(RECORDS SHOWN)

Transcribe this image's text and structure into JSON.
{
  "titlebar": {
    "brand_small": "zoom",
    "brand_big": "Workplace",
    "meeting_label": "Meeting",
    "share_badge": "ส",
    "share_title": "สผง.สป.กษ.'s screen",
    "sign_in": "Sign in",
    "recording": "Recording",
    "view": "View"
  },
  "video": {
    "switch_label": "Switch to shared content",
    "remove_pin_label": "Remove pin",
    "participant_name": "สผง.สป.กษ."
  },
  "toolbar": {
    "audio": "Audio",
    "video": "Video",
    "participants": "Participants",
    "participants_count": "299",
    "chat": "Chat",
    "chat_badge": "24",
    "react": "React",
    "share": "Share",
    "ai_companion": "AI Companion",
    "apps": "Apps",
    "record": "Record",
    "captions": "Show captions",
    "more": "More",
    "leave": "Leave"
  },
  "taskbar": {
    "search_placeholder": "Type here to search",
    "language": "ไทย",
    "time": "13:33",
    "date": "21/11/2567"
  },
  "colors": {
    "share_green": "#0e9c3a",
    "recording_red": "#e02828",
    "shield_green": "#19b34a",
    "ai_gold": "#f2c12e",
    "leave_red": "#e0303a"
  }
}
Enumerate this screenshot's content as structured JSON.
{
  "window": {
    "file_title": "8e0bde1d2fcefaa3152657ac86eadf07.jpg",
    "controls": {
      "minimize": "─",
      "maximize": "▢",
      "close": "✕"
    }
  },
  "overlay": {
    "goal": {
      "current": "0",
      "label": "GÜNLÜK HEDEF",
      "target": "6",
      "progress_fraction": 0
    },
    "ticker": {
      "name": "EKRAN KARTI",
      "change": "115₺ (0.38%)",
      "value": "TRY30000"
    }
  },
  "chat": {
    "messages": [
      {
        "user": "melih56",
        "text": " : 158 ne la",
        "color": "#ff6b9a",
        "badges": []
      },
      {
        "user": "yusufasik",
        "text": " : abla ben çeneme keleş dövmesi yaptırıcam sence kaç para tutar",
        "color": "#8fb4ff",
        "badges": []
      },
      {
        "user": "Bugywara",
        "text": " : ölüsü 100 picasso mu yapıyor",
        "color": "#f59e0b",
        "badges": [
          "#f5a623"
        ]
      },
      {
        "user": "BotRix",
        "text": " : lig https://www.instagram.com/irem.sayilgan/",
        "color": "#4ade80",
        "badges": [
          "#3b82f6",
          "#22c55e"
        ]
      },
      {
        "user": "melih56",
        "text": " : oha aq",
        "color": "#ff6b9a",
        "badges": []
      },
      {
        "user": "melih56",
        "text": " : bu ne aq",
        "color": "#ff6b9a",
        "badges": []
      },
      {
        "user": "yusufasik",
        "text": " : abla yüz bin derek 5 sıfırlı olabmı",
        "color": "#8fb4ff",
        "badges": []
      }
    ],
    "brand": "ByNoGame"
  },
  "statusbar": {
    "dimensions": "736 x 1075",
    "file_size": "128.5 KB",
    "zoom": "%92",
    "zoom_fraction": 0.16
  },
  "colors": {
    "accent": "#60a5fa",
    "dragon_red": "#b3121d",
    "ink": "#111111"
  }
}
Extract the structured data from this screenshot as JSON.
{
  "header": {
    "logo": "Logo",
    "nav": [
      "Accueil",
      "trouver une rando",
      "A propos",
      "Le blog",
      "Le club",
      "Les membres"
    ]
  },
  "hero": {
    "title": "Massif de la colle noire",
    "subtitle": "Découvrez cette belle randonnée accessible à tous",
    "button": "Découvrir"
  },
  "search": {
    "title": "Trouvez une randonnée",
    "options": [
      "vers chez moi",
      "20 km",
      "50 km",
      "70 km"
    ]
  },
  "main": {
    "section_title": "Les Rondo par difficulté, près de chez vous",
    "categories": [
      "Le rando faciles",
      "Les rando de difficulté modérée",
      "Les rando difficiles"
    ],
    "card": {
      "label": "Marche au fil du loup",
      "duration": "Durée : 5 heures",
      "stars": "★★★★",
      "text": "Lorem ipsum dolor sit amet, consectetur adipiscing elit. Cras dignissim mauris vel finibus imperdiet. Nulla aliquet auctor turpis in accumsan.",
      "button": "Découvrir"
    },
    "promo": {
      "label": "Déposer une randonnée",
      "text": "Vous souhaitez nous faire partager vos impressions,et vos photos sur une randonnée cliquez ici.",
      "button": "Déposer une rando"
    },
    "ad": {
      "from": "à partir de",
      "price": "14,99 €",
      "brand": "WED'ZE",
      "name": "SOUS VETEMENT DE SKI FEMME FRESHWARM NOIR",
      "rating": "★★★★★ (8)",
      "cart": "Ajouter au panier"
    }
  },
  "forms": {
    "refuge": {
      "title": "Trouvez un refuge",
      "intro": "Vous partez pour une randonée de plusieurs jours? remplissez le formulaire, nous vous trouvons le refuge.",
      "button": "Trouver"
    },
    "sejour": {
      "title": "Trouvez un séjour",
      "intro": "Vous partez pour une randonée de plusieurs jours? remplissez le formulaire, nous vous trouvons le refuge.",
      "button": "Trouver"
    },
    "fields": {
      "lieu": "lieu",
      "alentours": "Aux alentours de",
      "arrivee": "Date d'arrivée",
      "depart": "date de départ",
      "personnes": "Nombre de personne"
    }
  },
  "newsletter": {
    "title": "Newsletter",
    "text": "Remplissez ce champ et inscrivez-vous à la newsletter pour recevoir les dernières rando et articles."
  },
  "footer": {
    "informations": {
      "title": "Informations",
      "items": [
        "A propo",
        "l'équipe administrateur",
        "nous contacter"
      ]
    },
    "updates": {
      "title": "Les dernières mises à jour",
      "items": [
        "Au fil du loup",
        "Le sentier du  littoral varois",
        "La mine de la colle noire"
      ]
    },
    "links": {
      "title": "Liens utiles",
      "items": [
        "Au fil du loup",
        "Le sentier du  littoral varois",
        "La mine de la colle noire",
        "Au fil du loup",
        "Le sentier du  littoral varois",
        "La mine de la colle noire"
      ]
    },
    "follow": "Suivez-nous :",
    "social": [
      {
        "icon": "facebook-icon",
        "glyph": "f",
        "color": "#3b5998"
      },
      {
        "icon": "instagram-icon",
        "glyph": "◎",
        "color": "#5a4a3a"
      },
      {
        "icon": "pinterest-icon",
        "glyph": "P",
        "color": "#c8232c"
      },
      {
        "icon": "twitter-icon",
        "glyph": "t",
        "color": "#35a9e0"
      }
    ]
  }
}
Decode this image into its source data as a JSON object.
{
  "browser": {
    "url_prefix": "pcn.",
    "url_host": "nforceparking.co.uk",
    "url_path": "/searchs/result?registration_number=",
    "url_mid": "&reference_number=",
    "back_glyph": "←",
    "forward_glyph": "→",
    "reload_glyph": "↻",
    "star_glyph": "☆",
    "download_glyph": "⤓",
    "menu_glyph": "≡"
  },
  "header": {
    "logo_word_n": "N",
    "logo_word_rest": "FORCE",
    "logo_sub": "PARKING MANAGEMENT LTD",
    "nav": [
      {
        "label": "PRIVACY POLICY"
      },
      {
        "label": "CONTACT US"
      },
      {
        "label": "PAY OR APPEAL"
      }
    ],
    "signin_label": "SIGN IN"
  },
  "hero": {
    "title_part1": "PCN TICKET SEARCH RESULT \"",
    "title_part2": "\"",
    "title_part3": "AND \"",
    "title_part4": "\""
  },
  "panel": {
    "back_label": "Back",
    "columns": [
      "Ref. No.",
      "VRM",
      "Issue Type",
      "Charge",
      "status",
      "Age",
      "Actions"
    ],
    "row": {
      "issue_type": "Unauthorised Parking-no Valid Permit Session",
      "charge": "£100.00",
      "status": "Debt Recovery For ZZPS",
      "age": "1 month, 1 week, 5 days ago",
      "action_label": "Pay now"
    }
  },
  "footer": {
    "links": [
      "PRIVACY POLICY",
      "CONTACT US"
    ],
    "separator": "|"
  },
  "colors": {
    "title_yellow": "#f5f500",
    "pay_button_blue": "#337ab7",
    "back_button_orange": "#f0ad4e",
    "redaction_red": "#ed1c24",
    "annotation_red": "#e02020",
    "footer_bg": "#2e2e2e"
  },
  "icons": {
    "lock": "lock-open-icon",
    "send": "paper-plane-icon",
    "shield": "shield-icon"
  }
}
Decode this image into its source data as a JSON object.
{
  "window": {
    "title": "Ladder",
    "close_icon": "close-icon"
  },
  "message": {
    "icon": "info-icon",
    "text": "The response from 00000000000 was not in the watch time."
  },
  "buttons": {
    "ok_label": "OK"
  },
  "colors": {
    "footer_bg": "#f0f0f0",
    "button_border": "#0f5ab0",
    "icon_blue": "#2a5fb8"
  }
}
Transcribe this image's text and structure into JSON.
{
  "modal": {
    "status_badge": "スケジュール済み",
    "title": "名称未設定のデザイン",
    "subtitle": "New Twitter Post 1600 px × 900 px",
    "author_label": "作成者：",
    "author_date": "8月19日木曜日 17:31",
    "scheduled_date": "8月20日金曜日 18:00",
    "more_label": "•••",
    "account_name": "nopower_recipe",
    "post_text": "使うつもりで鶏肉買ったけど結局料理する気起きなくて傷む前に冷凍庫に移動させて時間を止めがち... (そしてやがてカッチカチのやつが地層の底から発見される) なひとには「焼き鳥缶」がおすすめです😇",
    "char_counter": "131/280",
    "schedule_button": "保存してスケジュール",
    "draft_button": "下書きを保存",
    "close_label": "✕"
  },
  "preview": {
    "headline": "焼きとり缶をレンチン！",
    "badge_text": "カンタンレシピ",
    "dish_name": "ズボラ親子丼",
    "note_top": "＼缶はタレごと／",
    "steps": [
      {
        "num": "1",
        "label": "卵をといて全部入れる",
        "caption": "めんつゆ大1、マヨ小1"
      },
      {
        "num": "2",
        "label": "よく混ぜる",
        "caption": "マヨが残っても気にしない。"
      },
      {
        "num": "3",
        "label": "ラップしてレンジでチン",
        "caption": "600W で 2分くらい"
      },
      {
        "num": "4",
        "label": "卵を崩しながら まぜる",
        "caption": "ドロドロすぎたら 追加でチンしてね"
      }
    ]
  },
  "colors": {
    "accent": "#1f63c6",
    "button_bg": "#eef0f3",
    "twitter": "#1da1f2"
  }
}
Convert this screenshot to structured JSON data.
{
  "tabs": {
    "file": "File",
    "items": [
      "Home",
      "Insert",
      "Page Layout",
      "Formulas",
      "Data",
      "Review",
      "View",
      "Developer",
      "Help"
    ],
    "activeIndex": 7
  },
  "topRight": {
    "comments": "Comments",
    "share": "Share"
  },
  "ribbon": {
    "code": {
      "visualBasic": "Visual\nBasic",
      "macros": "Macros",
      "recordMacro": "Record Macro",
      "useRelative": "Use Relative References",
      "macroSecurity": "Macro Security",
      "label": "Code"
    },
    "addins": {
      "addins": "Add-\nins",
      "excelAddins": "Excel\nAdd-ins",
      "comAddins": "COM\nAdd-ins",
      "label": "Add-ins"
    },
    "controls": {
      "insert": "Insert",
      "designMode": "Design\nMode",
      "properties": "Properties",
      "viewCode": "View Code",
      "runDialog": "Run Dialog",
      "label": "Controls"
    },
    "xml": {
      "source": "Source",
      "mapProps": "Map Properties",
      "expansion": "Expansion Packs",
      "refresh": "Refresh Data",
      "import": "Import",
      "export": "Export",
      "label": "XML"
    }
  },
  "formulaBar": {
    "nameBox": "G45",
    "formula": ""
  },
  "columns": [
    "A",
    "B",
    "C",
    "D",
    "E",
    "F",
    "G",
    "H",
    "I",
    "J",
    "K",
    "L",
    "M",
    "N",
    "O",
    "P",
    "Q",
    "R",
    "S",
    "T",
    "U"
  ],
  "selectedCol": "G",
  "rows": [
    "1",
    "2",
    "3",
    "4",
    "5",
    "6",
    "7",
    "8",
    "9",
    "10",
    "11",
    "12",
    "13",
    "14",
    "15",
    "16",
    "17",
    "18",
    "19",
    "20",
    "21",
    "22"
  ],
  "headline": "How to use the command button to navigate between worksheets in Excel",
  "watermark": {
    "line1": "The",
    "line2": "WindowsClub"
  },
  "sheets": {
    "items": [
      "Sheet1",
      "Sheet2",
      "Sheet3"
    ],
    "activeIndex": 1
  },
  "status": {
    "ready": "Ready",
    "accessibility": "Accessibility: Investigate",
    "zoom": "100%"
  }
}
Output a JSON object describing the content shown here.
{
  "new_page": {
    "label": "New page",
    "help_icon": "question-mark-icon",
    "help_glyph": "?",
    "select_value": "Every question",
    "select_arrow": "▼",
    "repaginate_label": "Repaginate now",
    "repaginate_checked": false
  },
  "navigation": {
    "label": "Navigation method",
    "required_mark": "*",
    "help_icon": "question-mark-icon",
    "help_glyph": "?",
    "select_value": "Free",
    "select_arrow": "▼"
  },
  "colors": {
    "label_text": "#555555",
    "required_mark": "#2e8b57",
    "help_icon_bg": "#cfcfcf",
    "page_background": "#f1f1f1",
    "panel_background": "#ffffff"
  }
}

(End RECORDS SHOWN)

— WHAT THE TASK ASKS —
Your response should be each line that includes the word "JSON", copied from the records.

— RESULT —
Transcribe this image's text and structure into JSON.
Enumerate this screenshot's content as structured JSON.
Extract the structured data from this screenshot as JSON.
Decode this image into its source data as a JSON object.
Decode this image into its source data as a JSON object.
Transcribe this image's text and structure into JSON.
Convert this screenshot to structured JSON data.
Output a JSON object describing the content shown here.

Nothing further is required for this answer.